[Task directions]
Pictures aside, the data must be reproduced exactly.

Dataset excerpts
......

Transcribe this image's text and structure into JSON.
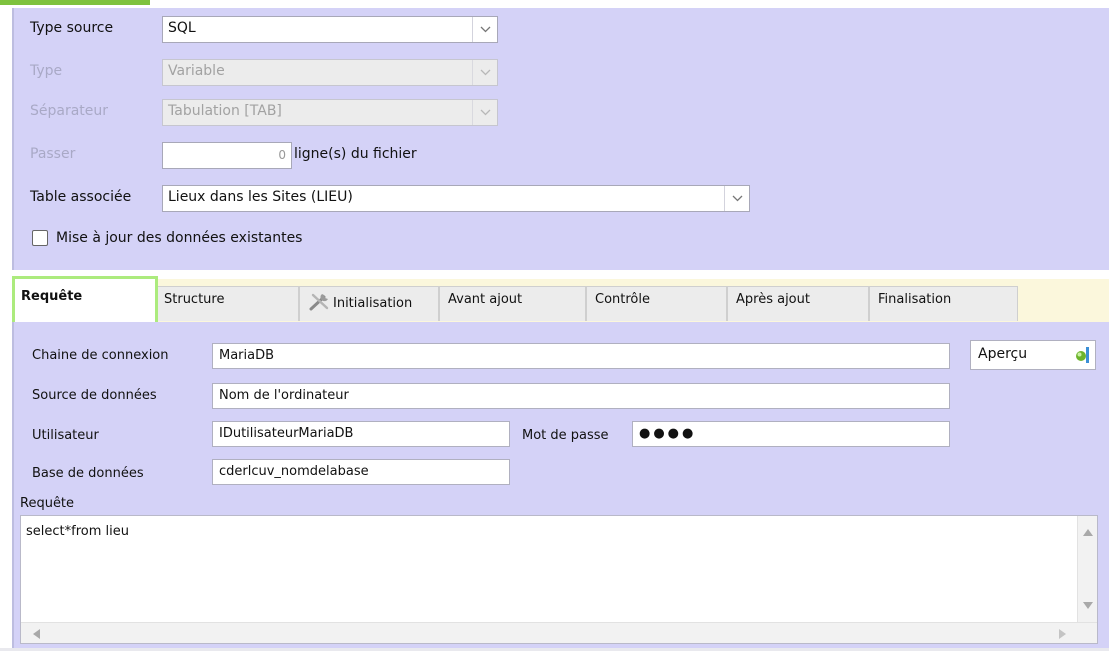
{
  "form": {
    "type_source": {
      "label": "Type source",
      "value": "SQL"
    },
    "type": {
      "label": "Type",
      "value": "Variable"
    },
    "separateur": {
      "label": "Séparateur",
      "value": "Tabulation [TAB]"
    },
    "passer": {
      "label": "Passer",
      "value": "0",
      "suffix": "ligne(s) du fichier"
    },
    "table_associee": {
      "label": "Table associée",
      "value": "Lieux dans les Sites (LIEU)"
    },
    "update_existing": {
      "label": "Mise à jour des données existantes",
      "checked": false
    }
  },
  "tabs": [
    {
      "label": "Requête",
      "active": true
    },
    {
      "label": "Structure"
    },
    {
      "label": "Initialisation",
      "icon": "tools-icon"
    },
    {
      "label": "Avant ajout"
    },
    {
      "label": "Contrôle"
    },
    {
      "label": "Après ajout"
    },
    {
      "label": "Finalisation"
    }
  ],
  "connection": {
    "chaine": {
      "label": "Chaine de connexion",
      "value": "MariaDB"
    },
    "source": {
      "label": "Source de données",
      "value": "Nom de l'ordinateur"
    },
    "utilisateur": {
      "label": "Utilisateur",
      "value": "IDutilisateurMariaDB"
    },
    "mot_de_passe": {
      "label": "Mot de passe",
      "value": "●●●●"
    },
    "base": {
      "label": "Base de données",
      "value": "cderlcuv_nomdelabase"
    },
    "apercu": {
      "label": "Aperçu",
      "icon": "preview-icon"
    }
  },
  "requete": {
    "label": "Requête",
    "value": "select*from lieu"
  },
  "colors": {
    "panel": "#d4d2f7",
    "tabbar": "#fbf7dc",
    "active_tab_border": "#aceb7d",
    "accent": "#7ec23e"
  }
}
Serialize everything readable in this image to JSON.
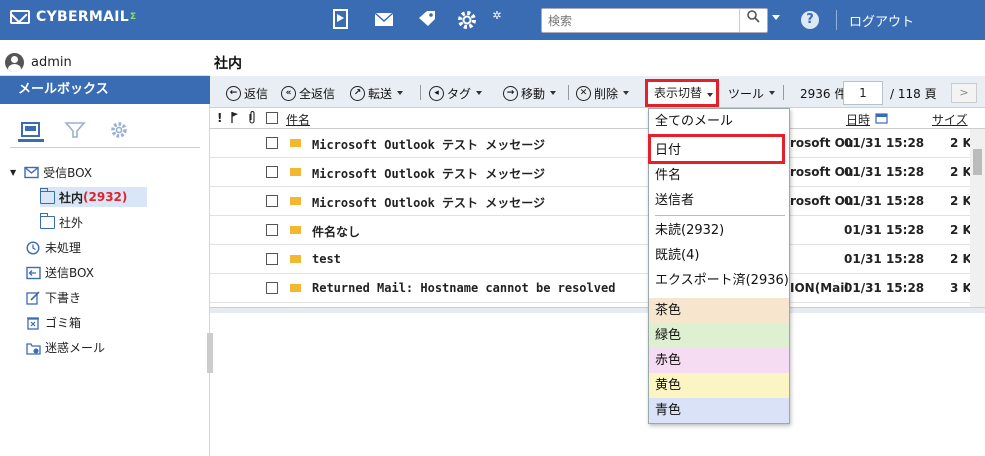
{
  "header": {
    "logo_text": "CYBERMAIL",
    "logo_suffix": "Σ",
    "search_placeholder": "検索",
    "logout": "ログアウト",
    "icons": [
      "address-book-icon",
      "mail-icon",
      "tag-icon",
      "settings-gear-icon"
    ]
  },
  "user": {
    "name": "admin"
  },
  "folder_title": "社内",
  "sidebar": {
    "title": "メールボックス",
    "tabs": [
      "mailbox-icon",
      "filter-icon",
      "gear-icon"
    ],
    "tree": [
      {
        "label": "受信BOX",
        "id": "inbox"
      },
      {
        "label": "社内",
        "count": "(2932)",
        "id": "internal"
      },
      {
        "label": "社外",
        "id": "external"
      },
      {
        "label": "未処理",
        "id": "pending"
      },
      {
        "label": "送信BOX",
        "id": "sent"
      },
      {
        "label": "下書き",
        "id": "drafts"
      },
      {
        "label": "ゴミ箱",
        "id": "trash"
      },
      {
        "label": "迷惑メール",
        "id": "spam"
      }
    ]
  },
  "toolbar": {
    "reply": "返信",
    "reply_all": "全返信",
    "forward": "転送",
    "tag": "タグ",
    "move": "移動",
    "delete": "削除",
    "display": "表示切替",
    "tools": "ツール",
    "count": "2936 件",
    "page": "1",
    "total_pages": "/ 118 頁",
    "next": ">"
  },
  "list": {
    "headers": {
      "flags": "! ",
      "subject": "件名",
      "date": "日時",
      "size": "サイズ"
    },
    "rows": [
      {
        "subject": "Microsoft Outlook テスト メッセージ",
        "from": "rosoft Ou",
        "date": "01/31 15:28",
        "size": "2 K"
      },
      {
        "subject": "Microsoft Outlook テスト メッセージ",
        "from": "rosoft Ou",
        "date": "01/31 15:28",
        "size": "2 K"
      },
      {
        "subject": "Microsoft Outlook テスト メッセージ",
        "from": "rosoft Ou",
        "date": "01/31 15:28",
        "size": "2 K"
      },
      {
        "subject": "件名なし",
        "from": "",
        "date": "01/31 15:28",
        "size": "2 K"
      },
      {
        "subject": "test",
        "from": "",
        "date": "01/31 15:28",
        "size": "2 K"
      },
      {
        "subject": "Returned Mail: Hostname cannot be resolved",
        "from": "ION(Mail",
        "date": "01/31 15:28",
        "size": "3 K"
      }
    ]
  },
  "dropdown": {
    "items": [
      {
        "label": "全てのメール"
      },
      {
        "label": "日付"
      },
      {
        "label": "件名"
      },
      {
        "label": "送信者"
      },
      {
        "label": "未読(2932)"
      },
      {
        "label": "既読(4)"
      },
      {
        "label": "エクスポート済(2936)"
      },
      {
        "label": "茶色",
        "color": "#f5e6cd"
      },
      {
        "label": "緑色",
        "color": "#dff0d2"
      },
      {
        "label": "赤色",
        "color": "#f6dcf3"
      },
      {
        "label": "黄色",
        "color": "#fbf4c3"
      },
      {
        "label": "青色",
        "color": "#d9e2f7"
      }
    ]
  },
  "colors": {
    "brand": "#3a6cb4",
    "highlight": "#e4212b",
    "unread_count": "#e0242a"
  }
}
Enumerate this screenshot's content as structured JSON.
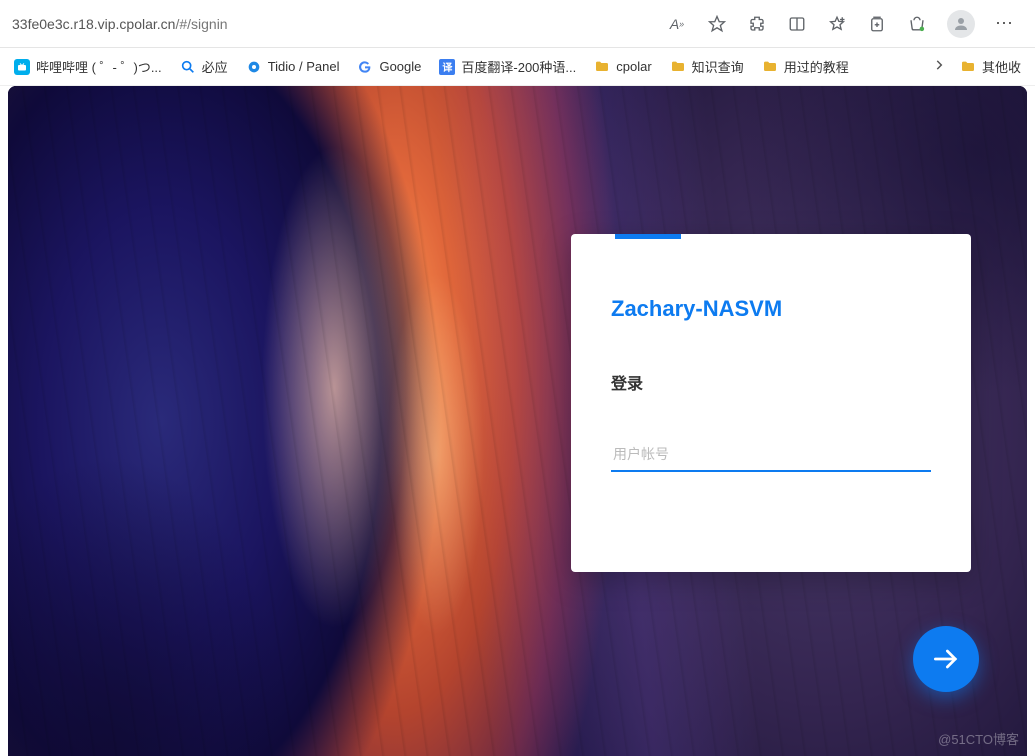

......

[Response]
Transcribe this image's text and structure into JSON.
{
  "form": {
    "type_source": {
      "label": "Type source",
      "value": "SQL"
    },
    "type": {
      "label": "Type",
      "value": "Variable"
    },
    "separateur": {
      "label": "Séparateur",
      "value": "Tabulation [TAB]"
    },
    "passer": {
      "label": "Passer",
      "value": "0",
      "suffix": "ligne(s) du fichier"
    },
    "table_associee": {
      "label": "Table associée",
      "value": "Lieux dans les Sites (LIEU)"
    },
    "update_existing": {
      "label": "Mise à jour des données existantes",
      "checked": false
    }
  },
  "tabs": [
    {
      "label": "Requête",
      "active": true
    },
    {
      "label": "Structure"
    },
    {
      "label": "Initialisation",
      "icon": "tools-icon"
    },
    {
      "label": "Avant ajout"
    },
    {
      "label": "Contrôle"
    },
    {
      "label": "Après ajout"
    },
    {
      "label": "Finalisation"
    }
  ],
  "connection": {
    "chaine": {
      "label": "Chaine de connexion",
      "value": "MariaDB"
    },
    "source": {
      "label": "Source de données",
      "value": "Nom de l'ordinateur"
    },
    "utilisateur": {
      "label": "Utilisateur",
      "value": "IDutilisateurMariaDB"
    },
    "mot_de_passe": {
      "label": "Mot de passe",
      "value": "●●●●"
    },
    "base": {
      "label": "Base de données",
      "value": "cderlcuv_nomdelabase"
    },
    "apercu": {
      "label": "Aperçu",
      "icon": "preview-icon"
    }
  },
  "requete": {
    "label": "Requête",
    "value": "select*from lieu"
  },
  "colors": {
    "panel": "#d4d2f7",
    "tabbar": "#fbf7dc",
    "active_tab_border": "#aceb7d",
    "accent": "#7ec23e"
  }
}
Serialize everything readable in this image to JSON.
{
  "header": {
    "logo_text": "CYBERMAIL",
    "logo_suffix": "Σ",
    "search_placeholder": "検索",
    "logout": "ログアウト",
    "icons": [
      "address-book-icon",
      "mail-icon",
      "tag-icon",
      "settings-gear-icon"
    ]
  },
  "user": {
    "name": "admin"
  },
  "folder_title": "社内",
  "sidebar": {
    "title": "メールボックス",
    "tabs": [
      "mailbox-icon",
      "filter-icon",
      "gear-icon"
    ],
    "tree": [
      {
        "label": "受信BOX",
        "id": "inbox"
      },
      {
        "label": "社内",
        "count": "(2932)",
        "id": "internal"
      },
      {
        "label": "社外",
        "id": "external"
      },
      {
        "label": "未処理",
        "id": "pending"
      },
      {
        "label": "送信BOX",
        "id": "sent"
      },
      {
        "label": "下書き",
        "id": "drafts"
      },
      {
        "label": "ゴミ箱",
        "id": "trash"
      },
      {
        "label": "迷惑メール",
        "id": "spam"
      }
    ]
  },
  "toolbar": {
    "reply": "返信",
    "reply_all": "全返信",
    "forward": "転送",
    "tag": "タグ",
    "move": "移動",
    "delete": "削除",
    "display": "表示切替",
    "tools": "ツール",
    "count": "2936 件",
    "page": "1",
    "total_pages": "/ 118 頁",
    "next": ">"
  },
  "list": {
    "headers": {
      "flags": "! ",
      "subject": "件名",
      "date": "日時",
      "size": "サイズ"
    },
    "rows": [
      {
        "subject": "Microsoft Outlook テスト メッセージ",
        "from": "rosoft Ou",
        "date": "01/31 15:28",
        "size": "2 K"
      },
      {
        "subject": "Microsoft Outlook テスト メッセージ",
        "from": "rosoft Ou",
        "date": "01/31 15:28",
        "size": "2 K"
      },
      {
        "subject": "Microsoft Outlook テスト メッセージ",
        "from": "rosoft Ou",
        "date": "01/31 15:28",
        "size": "2 K"
      },
      {
        "subject": "件名なし",
        "from": "",
        "date": "01/31 15:28",
        "size": "2 K"
      },
      {
        "subject": "test",
        "from": "",
        "date": "01/31 15:28",
        "size": "2 K"
      },
      {
        "subject": "Returned Mail: Hostname cannot be resolved",
        "from": "ION(Mail",
        "date": "01/31 15:28",
        "size": "3 K"
      }
    ]
  },
  "dropdown": {
    "items": [
      {
        "label": "全てのメール"
      },
      {
        "label": "日付"
      },
      {
        "label": "件名"
      },
      {
        "label": "送信者"
      },
      {
        "label": "未読(2932)"
      },
      {
        "label": "既読(4)"
      },
      {
        "label": "エクスポート済(2936)"
      },
      {
        "label": "茶色",
        "color": "#f5e6cd"
      },
      {
        "label": "緑色",
        "color": "#dff0d2"
      },
      {
        "label": "赤色",
        "color": "#f6dcf3"
      },
      {
        "label": "黄色",
        "color": "#fbf4c3"
      },
      {
        "label": "青色",
        "color": "#d9e2f7"
      }
    ]
  },
  "colors": {
    "brand": "#3a6cb4",
    "highlight": "#e4212b",
    "unread_count": "#e0242a"
  }
}
Enumerate this screenshot's content as structured JSON.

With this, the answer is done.